● **DATA SHOWN**:
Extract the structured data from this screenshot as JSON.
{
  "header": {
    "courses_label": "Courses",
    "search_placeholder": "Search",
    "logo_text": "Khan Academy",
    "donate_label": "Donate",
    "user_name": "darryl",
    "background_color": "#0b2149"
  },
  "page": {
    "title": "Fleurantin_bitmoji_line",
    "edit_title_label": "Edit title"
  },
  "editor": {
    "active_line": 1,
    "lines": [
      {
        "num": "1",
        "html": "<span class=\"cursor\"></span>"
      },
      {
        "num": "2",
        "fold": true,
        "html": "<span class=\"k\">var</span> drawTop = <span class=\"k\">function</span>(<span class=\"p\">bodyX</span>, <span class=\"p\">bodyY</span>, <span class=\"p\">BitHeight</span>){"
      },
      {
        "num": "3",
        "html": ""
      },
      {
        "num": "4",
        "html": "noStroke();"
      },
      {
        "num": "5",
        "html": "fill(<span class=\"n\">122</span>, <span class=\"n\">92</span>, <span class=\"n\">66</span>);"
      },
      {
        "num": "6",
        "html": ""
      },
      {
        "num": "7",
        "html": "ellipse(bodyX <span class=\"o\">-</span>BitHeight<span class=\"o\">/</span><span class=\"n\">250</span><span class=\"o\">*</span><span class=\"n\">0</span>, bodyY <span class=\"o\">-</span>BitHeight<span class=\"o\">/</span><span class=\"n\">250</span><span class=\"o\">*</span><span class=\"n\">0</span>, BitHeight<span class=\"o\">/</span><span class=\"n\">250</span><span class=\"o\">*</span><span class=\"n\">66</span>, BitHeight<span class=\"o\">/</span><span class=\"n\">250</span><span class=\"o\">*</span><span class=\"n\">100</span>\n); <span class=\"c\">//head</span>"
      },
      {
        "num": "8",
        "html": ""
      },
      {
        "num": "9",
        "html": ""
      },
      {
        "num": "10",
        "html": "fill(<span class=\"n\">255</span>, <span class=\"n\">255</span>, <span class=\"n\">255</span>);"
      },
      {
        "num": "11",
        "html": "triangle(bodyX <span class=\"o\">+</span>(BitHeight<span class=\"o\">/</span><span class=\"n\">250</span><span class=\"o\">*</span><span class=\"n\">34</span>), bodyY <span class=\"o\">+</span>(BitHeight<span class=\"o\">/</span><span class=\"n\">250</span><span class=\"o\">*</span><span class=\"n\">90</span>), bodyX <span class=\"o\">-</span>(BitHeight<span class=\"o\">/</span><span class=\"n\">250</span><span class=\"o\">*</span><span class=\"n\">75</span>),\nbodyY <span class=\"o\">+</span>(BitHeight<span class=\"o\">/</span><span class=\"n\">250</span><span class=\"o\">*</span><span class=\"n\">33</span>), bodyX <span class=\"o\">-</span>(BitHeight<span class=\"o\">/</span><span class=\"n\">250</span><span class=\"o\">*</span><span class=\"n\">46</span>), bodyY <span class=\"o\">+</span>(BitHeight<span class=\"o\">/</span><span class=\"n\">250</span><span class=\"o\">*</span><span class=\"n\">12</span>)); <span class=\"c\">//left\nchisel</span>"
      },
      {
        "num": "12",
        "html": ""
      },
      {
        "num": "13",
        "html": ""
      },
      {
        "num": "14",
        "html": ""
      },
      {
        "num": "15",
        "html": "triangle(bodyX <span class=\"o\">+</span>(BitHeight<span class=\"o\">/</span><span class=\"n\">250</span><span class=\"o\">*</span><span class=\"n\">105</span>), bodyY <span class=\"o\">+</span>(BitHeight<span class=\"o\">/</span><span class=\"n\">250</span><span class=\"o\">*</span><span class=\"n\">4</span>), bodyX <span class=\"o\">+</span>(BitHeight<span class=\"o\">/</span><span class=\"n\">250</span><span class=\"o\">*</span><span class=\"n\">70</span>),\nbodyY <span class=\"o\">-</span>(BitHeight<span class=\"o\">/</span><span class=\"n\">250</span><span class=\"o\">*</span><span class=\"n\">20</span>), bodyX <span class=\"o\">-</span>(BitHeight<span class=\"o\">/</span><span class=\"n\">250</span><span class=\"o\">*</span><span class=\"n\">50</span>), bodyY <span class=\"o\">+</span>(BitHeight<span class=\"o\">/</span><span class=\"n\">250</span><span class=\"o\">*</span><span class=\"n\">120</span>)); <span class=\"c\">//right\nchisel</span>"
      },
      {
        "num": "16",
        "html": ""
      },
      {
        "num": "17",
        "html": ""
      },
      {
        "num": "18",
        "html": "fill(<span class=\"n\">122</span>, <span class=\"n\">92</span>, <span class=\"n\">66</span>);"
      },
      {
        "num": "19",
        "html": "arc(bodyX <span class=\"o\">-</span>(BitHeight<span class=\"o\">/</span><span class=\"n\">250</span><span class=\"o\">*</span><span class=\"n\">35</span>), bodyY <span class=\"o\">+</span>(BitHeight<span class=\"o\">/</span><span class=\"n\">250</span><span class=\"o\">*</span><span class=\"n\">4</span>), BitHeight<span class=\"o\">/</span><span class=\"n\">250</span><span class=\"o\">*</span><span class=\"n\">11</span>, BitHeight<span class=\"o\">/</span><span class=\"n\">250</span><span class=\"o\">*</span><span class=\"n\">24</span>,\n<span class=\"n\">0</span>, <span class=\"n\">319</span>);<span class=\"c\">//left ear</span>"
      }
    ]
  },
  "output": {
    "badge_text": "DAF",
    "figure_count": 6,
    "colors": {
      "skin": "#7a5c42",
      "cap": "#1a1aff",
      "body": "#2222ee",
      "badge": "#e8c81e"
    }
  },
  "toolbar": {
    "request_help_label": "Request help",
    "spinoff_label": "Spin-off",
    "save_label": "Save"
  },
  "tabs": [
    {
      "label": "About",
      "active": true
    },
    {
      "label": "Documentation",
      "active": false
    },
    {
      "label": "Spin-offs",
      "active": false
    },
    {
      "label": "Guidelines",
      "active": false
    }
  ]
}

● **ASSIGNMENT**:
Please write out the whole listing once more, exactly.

● **PROBLEM SOLUTION**:
Extract the structured data from this screenshot as JSON.
{
  "header": {
    "courses_label": "Courses",
    "search_placeholder": "Search",
    "logo_text": "Khan Academy",
    "donate_label": "Donate",
    "user_name": "darryl",
    "background_color": "#0b2149"
  },
  "page": {
    "title": "Fleurantin_bitmoji_line",
    "edit_title_label": "Edit title"
  },
  "editor": {
    "active_line": 1,
    "lines": [
      {
        "num": "1",
        "html": "<span class=\"cursor\"></span>"
      },
      {
        "num": "2",
        "fold": true,
        "html": "<span class=\"k\">var</span> drawTop = <span class=\"k\">function</span>(<span class=\"p\">bodyX</span>, <span class=\"p\">bodyY</span>, <span class=\"p\">BitHeight</span>){"
      },
      {
        "num": "3",
        "html": ""
      },
      {
        "num": "4",
        "html": "noStroke();"
      },
      {
        "num": "5",
        "html": "fill(<span class=\"n\">122</span>, <span class=\"n\">92</span>, <span class=\"n\">66</span>);"
      },
      {
        "num": "6",
        "html": ""
      },
      {
        "num": "7",
        "html": "ellipse(bodyX <span class=\"o\">-</span>BitHeight<span class=\"o\">/</span><span class=\"n\">250</span><span class=\"o\">*</span><span class=\"n\">0</span>, bodyY <span class=\"o\">-</span>BitHeight<span class=\"o\">/</span><span class=\"n\">250</span><span class=\"o\">*</span><span class=\"n\">0</span>, BitHeight<span class=\"o\">/</span><span class=\"n\">250</span><span class=\"o\">*</span><span class=\"n\">66</span>, BitHeight<span class=\"o\">/</span><span class=\"n\">250</span><span class=\"o\">*</span><span class=\"n\">100</span>\n); <span class=\"c\">//head</span>"
      },
      {
        "num": "8",
        "html": ""
      },
      {
        "num": "9",
        "html": ""
      },
      {
        "num": "10",
        "html": "fill(<span class=\"n\">255</span>, <span class=\"n\">255</span>, <span class=\"n\">255</span>);"
      },
      {
        "num": "11",
        "html": "triangle(bodyX <span class=\"o\">+</span>(BitHeight<span class=\"o\">/</span><span class=\"n\">250</span><span class=\"o\">*</span><span class=\"n\">34</span>), bodyY <span class=\"o\">+</span>(BitHeight<span class=\"o\">/</span><span class=\"n\">250</span><span class=\"o\">*</span><span class=\"n\">90</span>), bodyX <span class=\"o\">-</span>(BitHeight<span class=\"o\">/</span><span class=\"n\">250</span><span class=\"o\">*</span><span class=\"n\">75</span>),\nbodyY <span class=\"o\">+</span>(BitHeight<span class=\"o\">/</span><span class=\"n\">250</span><span class=\"o\">*</span><span class=\"n\">33</span>), bodyX <span class=\"o\">-</span>(BitHeight<span class=\"o\">/</span><span class=\"n\">250</span><span class=\"o\">*</span><span class=\"n\">46</span>), bodyY <span class=\"o\">+</span>(BitHeight<span class=\"o\">/</span><span class=\"n\">250</span><span class=\"o\">*</span><span class=\"n\">12</span>)); <span class=\"c\">//left\nchisel</span>"
      },
      {
        "num": "12",
        "html": ""
      },
      {
        "num": "13",
        "html": ""
      },
      {
        "num": "14",
        "html": ""
      },
      {
        "num": "15",
        "html": "triangle(bodyX <span class=\"o\">+</span>(BitHeight<span class=\"o\">/</span><span class=\"n\">250</span><span class=\"o\">*</span><span class=\"n\">105</span>), bodyY <span class=\"o\">+</span>(BitHeight<span class=\"o\">/</span><span class=\"n\">250</span><span class=\"o\">*</span><span class=\"n\">4</span>), bodyX <span class=\"o\">+</span>(BitHeight<span class=\"o\">/</span><span class=\"n\">250</span><span class=\"o\">*</span><span class=\"n\">70</span>),\nbodyY <span class=\"o\">-</span>(BitHeight<span class=\"o\">/</span><span class=\"n\">250</span><span class=\"o\">*</span><span class=\"n\">20</span>), bodyX <span class=\"o\">-</span>(BitHeight<span class=\"o\">/</span><span class=\"n\">250</span><span class=\"o\">*</span><span class=\"n\">50</span>), bodyY <span class=\"o\">+</span>(BitHeight<span class=\"o\">/</span><span class=\"n\">250</span><span class=\"o\">*</span><span class=\"n\">120</span>)); <span class=\"c\">//right\nchisel</span>"
      },
      {
        "num": "16",
        "html": ""
      },
      {
        "num": "17",
        "html": ""
      },
      {
        "num": "18",
        "html": "fill(<span class=\"n\">122</span>, <span class=\"n\">92</span>, <span class=\"n\">66</span>);"
      },
      {
        "num": "19",
        "html": "arc(bodyX <span class=\"o\">-</span>(BitHeight<span class=\"o\">/</span><span class=\"n\">250</span><span class=\"o\">*</span><span class=\"n\">35</span>), bodyY <span class=\"o\">+</span>(BitHeight<span class=\"o\">/</span><span class=\"n\">250</span><span class=\"o\">*</span><span class=\"n\">4</span>), BitHeight<span class=\"o\">/</span><span class=\"n\">250</span><span class=\"o\">*</span><span class=\"n\">11</span>, BitHeight<span class=\"o\">/</span><span class=\"n\">250</span><span class=\"o\">*</span><span class=\"n\">24</span>,\n<span class=\"n\">0</span>, <span class=\"n\">319</span>);<span class=\"c\">//left ear</span>"
      }
    ]
  },
  "output": {
    "badge_text": "DAF",
    "figure_count": 6,
    "colors": {
      "skin": "#7a5c42",
      "cap": "#1a1aff",
      "body": "#2222ee",
      "badge": "#e8c81e"
    }
  },
  "toolbar": {
    "request_help_label": "Request help",
    "spinoff_label": "Spin-off",
    "save_label": "Save"
  },
  "tabs": [
    {
      "label": "About",
      "active": true
    },
    {
      "label": "Documentation",
      "active": false
    },
    {
      "label": "Spin-offs",
      "active": false
    },
    {
      "label": "Guidelines",
      "active": false
    }
  ]
}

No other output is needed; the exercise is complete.